#### [Excerpts from an interface dataset]
◇ ◇ ◇
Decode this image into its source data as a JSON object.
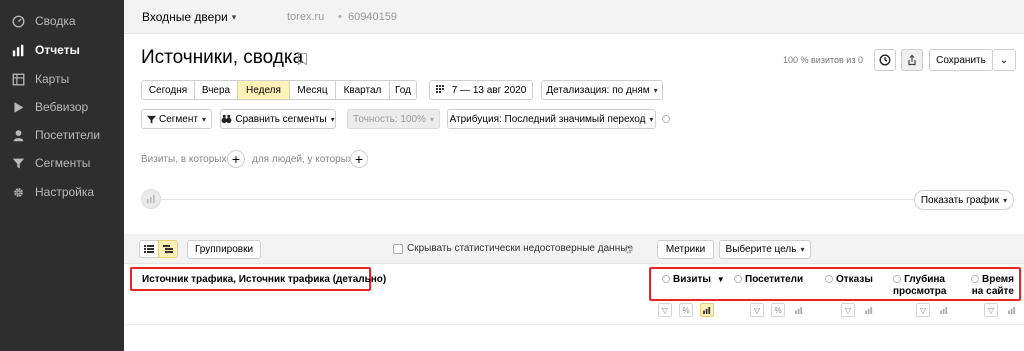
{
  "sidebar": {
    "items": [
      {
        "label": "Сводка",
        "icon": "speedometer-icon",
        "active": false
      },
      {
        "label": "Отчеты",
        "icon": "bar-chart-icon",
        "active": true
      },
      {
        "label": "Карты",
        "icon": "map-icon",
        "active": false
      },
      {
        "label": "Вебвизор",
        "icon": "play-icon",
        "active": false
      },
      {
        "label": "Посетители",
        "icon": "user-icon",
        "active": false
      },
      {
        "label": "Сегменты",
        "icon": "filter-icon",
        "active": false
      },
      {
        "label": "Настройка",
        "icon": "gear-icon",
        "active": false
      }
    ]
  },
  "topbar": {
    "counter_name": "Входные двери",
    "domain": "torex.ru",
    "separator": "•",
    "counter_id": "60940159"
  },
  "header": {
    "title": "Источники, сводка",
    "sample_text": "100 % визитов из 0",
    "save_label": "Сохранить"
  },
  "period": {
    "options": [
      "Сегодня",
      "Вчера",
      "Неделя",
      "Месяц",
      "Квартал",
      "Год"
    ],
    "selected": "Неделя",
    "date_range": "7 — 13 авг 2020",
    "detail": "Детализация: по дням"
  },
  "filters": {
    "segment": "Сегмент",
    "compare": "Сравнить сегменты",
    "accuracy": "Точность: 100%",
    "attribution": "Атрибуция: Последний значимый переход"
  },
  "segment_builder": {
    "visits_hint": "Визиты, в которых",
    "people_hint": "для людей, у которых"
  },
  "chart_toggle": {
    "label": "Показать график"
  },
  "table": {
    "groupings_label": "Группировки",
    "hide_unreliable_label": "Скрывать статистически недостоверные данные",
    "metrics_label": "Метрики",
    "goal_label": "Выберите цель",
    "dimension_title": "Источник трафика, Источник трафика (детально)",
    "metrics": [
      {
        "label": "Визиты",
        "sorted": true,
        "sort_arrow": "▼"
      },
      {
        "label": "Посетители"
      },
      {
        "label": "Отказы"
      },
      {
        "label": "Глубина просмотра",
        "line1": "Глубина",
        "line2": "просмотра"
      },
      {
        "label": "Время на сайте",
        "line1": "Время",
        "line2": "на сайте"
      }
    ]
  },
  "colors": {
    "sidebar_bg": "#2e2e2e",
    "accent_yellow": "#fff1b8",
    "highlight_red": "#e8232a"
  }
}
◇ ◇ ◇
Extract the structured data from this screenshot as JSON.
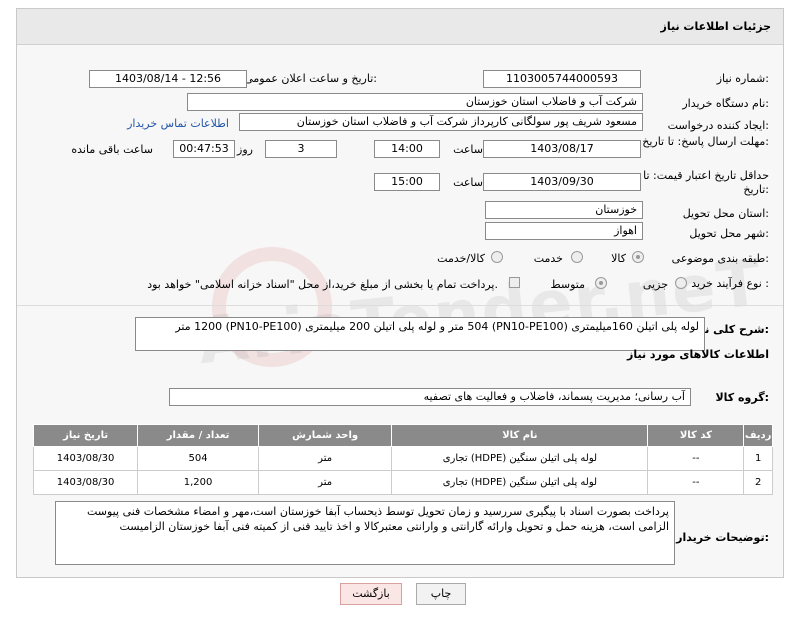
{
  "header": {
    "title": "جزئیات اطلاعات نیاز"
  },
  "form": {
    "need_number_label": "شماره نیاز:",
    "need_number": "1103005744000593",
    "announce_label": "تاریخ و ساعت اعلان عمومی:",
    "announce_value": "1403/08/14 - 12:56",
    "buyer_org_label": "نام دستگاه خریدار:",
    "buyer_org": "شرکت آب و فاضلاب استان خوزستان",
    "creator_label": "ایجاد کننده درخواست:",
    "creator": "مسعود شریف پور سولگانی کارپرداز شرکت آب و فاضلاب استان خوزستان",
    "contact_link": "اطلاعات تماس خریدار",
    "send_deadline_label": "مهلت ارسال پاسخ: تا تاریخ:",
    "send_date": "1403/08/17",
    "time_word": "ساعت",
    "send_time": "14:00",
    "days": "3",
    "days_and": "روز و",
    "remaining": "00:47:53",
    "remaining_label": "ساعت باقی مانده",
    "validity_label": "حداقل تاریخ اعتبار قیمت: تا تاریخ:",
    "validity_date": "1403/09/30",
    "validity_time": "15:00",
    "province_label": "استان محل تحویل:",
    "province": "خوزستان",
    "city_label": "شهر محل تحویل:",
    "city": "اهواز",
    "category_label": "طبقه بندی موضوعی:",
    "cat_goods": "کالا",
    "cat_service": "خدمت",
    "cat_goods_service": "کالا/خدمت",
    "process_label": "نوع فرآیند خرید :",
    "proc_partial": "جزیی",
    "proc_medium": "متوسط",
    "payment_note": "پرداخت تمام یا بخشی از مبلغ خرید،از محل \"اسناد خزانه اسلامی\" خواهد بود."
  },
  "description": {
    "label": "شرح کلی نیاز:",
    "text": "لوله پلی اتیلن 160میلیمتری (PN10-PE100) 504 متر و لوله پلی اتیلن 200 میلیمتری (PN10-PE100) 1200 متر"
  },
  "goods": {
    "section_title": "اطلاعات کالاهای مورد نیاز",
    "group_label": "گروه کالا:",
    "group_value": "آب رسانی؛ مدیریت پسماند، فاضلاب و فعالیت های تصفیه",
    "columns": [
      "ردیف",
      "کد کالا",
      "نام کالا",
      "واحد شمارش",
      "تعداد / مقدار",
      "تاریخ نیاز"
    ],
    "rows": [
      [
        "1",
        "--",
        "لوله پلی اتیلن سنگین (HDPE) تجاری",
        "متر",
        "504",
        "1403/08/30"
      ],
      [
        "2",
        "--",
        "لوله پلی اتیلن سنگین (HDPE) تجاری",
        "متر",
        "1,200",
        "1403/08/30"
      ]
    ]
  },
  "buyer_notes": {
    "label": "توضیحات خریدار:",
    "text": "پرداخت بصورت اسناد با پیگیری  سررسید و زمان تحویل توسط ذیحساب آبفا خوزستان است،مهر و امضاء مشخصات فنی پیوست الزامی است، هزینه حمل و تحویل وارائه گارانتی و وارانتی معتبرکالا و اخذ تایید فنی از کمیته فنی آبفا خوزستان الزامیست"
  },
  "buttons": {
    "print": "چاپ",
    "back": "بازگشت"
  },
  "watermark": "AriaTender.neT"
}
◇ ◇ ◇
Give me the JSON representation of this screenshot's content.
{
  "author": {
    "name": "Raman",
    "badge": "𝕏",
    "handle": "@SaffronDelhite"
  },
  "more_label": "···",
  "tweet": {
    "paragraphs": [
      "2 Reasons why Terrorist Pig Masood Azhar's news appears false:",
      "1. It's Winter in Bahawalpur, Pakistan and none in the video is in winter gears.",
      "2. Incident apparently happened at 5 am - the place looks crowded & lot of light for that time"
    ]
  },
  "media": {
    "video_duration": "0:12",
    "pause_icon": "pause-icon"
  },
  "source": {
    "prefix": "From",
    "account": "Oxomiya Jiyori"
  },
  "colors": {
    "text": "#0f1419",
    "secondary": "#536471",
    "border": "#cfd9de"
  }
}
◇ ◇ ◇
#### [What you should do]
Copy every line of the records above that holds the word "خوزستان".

#### [Written solution]
    "buyer_org": "شرکت آب و فاضلاب استان خوزستان",
    "creator": "مسعود شریف پور سولگانی کارپرداز شرکت آب و فاضلاب استان خوزستان",
    "province": "خوزستان",
    "text": "پرداخت بصورت اسناد با پیگیری  سررسید و زمان تحویل توسط ذیحساب آبفا خوزستان است،مهر و امضاء مشخصات فنی پیوست الزامی است، هزینه حمل و تحویل وارائه گارانتی و وارانتی معتبرکالا و اخذ تایید فنی از کمیته فنی آبفا خوزستان الزامیست"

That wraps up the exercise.